- Chiesa matrice di San Nicola ("Mother Church of St. Nicholas", 13th century), built by the refugees from Fiorentino and Dragonara. It was rebuilt in 1631 after the earthquake.
- Church of Santa Maria della Strada (early 16th century).
- Sanctuary of Santa Maria della Fontana.
- Church of the Madonna di Loreto (16th century), erected by Albanian immigrants. It was rebuilt in 1627.
- Church of Santa Maria degli Angeli (17th century).
- Castle of "Fiorentino" (11th century), the place of the death of Staufian Emperor Frederick II.
- Castle of "Dragonara" (11th century).
- Rogerius of Apulia (c.1205–1266), medieval Roman Catholic monk and chronicler
- Luigi Rossi (1597–1653), musician
- Raimondo di Sangro (1710–1771), prince and scientist
- Nicola Fiani (1757–1799), patriot and radical, executed after the collapse of the Parthenopean Republic
- Fortune Gallo (1878–1970), opera impresario
- Nicola Sacco (1891–1927), anarchist, executed following a controversial American trial

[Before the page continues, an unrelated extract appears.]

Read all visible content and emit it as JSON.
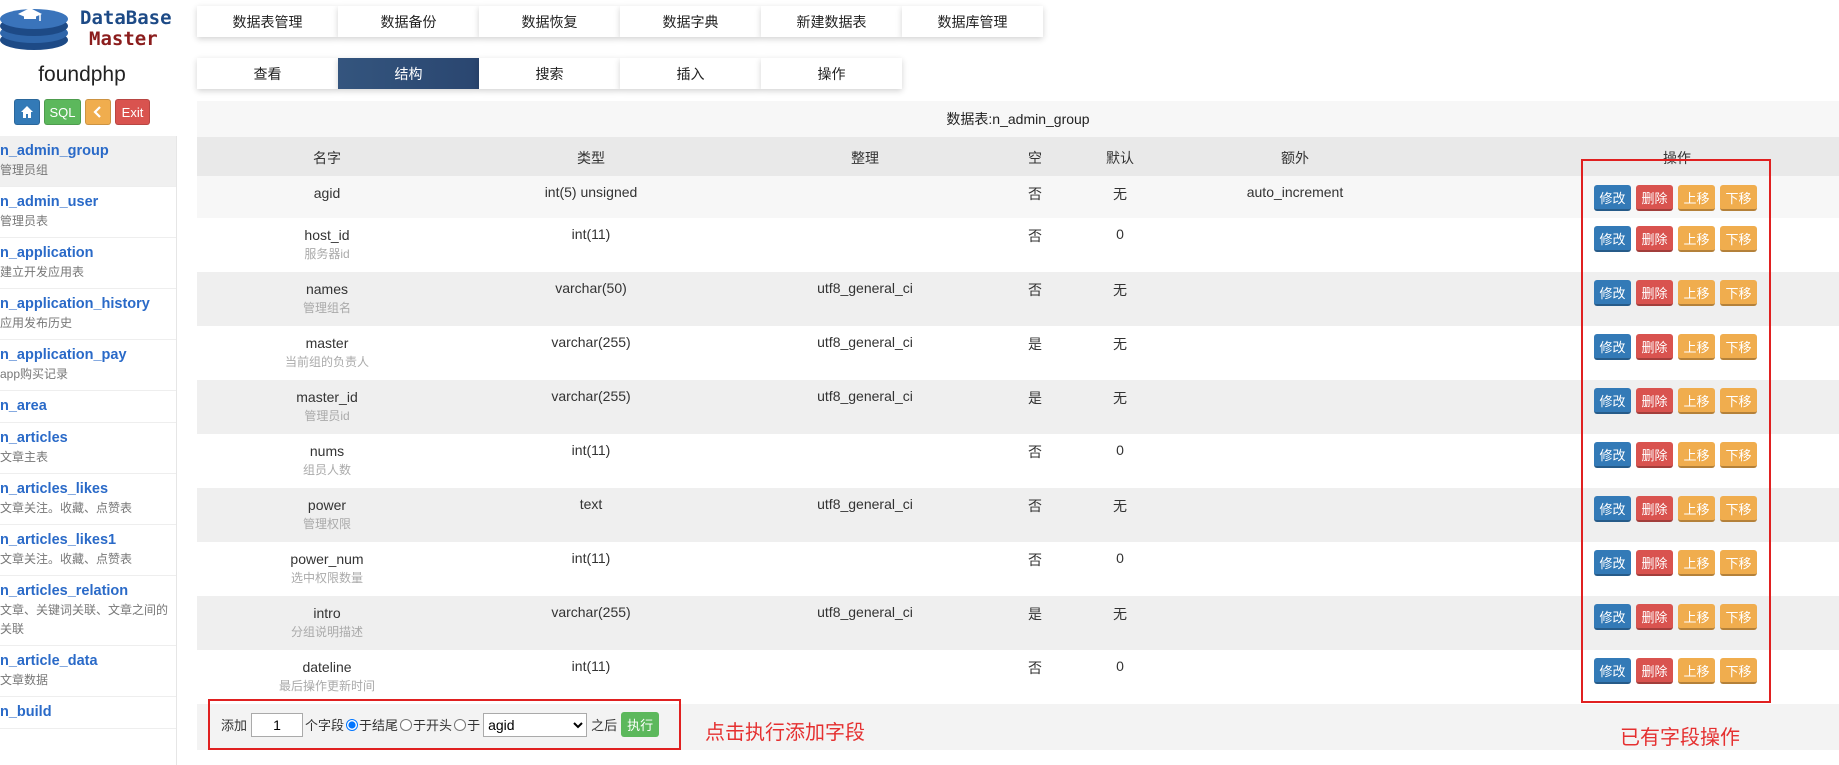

- ‘Chi era Nicola Fiani?’, Liceo Ginnasio Statale “N. Fiani”, Torremaggiore.